[THE DATA Boundary: Start]

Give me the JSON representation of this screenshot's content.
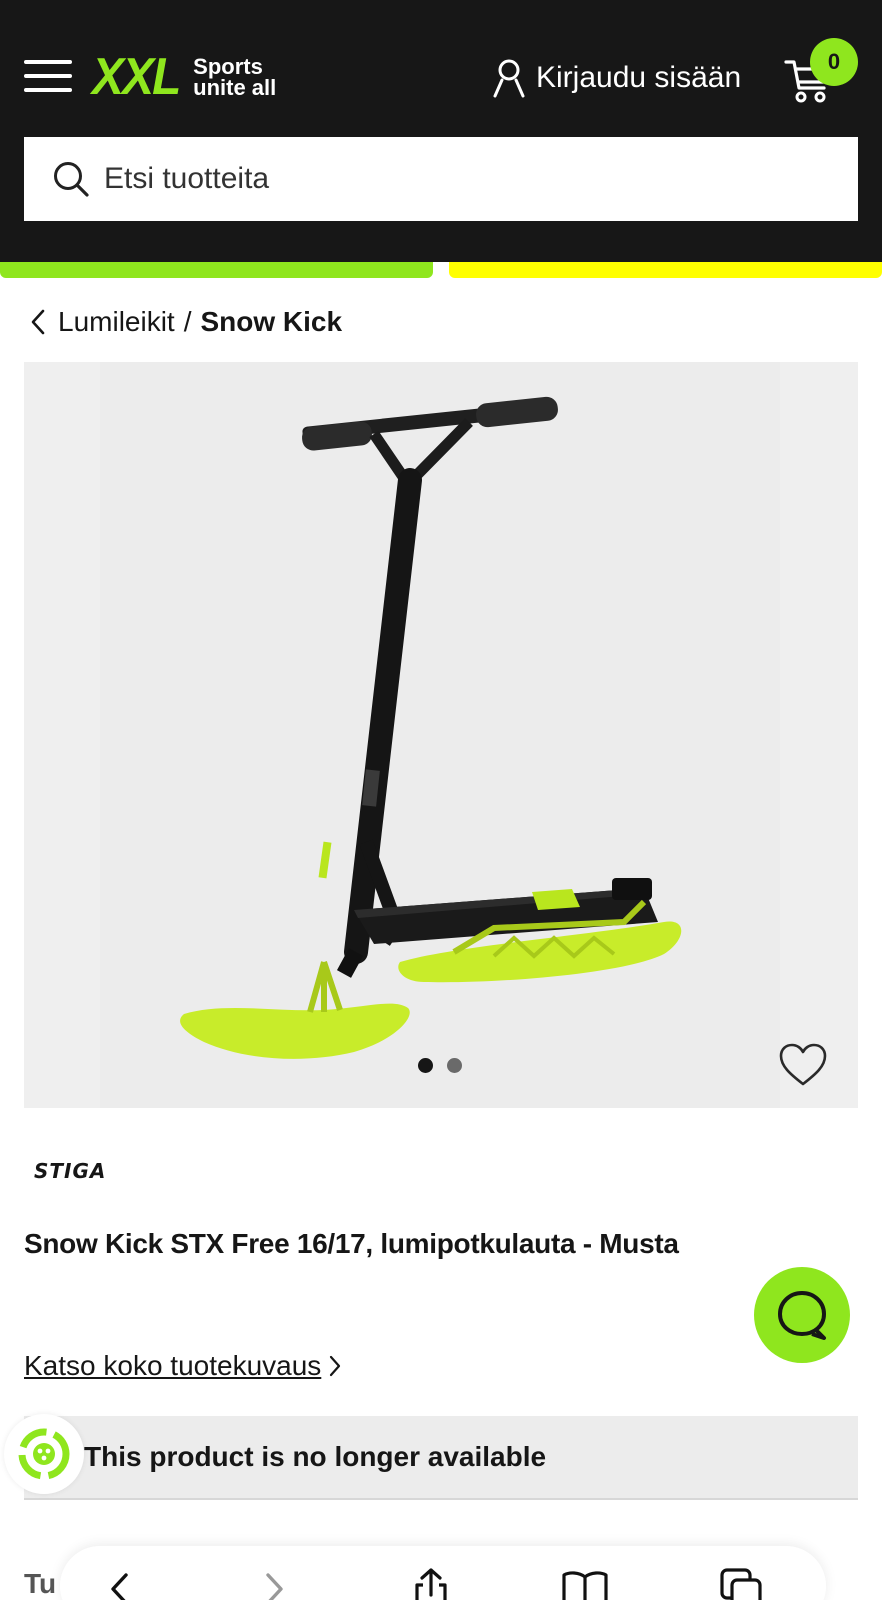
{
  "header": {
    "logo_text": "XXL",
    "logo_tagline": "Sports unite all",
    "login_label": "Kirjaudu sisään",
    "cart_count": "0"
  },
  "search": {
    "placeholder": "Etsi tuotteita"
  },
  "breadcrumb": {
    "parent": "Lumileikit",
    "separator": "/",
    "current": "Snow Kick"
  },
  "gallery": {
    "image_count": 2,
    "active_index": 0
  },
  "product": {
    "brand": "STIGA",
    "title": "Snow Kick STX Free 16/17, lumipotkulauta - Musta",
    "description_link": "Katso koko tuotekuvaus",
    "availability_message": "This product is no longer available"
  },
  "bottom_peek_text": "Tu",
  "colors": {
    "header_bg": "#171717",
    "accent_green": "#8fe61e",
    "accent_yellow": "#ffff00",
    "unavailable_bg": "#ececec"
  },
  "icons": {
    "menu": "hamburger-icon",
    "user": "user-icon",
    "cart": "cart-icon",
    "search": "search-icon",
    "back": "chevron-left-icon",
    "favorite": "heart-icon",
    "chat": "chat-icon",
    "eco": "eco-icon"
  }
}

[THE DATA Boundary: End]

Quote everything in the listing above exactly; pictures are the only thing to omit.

Give me the JSON representation of this screenshot's content.
{
  "header": {
    "logo_text": "XXL",
    "logo_tagline": "Sports unite all",
    "login_label": "Kirjaudu sisään",
    "cart_count": "0"
  },
  "search": {
    "placeholder": "Etsi tuotteita"
  },
  "breadcrumb": {
    "parent": "Lumileikit",
    "separator": "/",
    "current": "Snow Kick"
  },
  "gallery": {
    "image_count": 2,
    "active_index": 0
  },
  "product": {
    "brand": "STIGA",
    "title": "Snow Kick STX Free 16/17, lumipotkulauta - Musta",
    "description_link": "Katso koko tuotekuvaus",
    "availability_message": "This product is no longer available"
  },
  "bottom_peek_text": "Tu",
  "colors": {
    "header_bg": "#171717",
    "accent_green": "#8fe61e",
    "accent_yellow": "#ffff00",
    "unavailable_bg": "#ececec"
  },
  "icons": {
    "menu": "hamburger-icon",
    "user": "user-icon",
    "cart": "cart-icon",
    "search": "search-icon",
    "back": "chevron-left-icon",
    "favorite": "heart-icon",
    "chat": "chat-icon",
    "eco": "eco-icon"
  }
}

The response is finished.